(PROBLEM REQUIREMENTS)
Once you have checked each line below, report only the number of lines that contain the word "icon".

(MATERIAL FOR THIS EXERCISE)
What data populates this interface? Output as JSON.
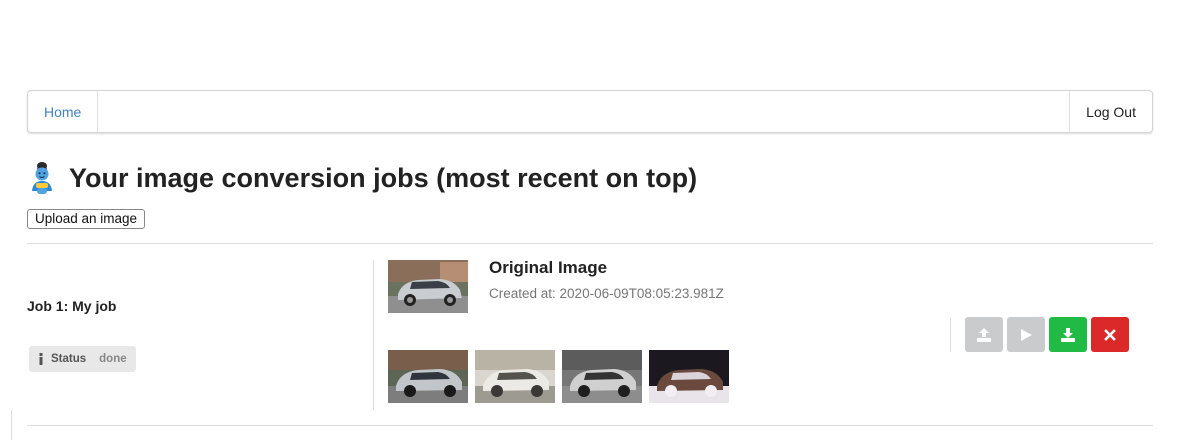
{
  "nav": {
    "home_label": "Home",
    "logout_label": "Log Out"
  },
  "page": {
    "title": "Your image conversion jobs (most recent on top)",
    "upload_button_label": "Upload an image"
  },
  "jobs": [
    {
      "name": "Job 1: My job",
      "status_label": "Status",
      "status_value": "done",
      "original_title": "Original Image",
      "created_at": "Created at: 2020-06-09T08:05:23.981Z",
      "actions": [
        "upload-icon",
        "play-icon",
        "download-icon",
        "close-icon"
      ]
    }
  ],
  "colors": {
    "link": "#4183c4",
    "button_disabled": "#cacbcd",
    "button_download": "#21ba45",
    "button_delete": "#db2828"
  }
}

(WRITTEN ANSWER)
4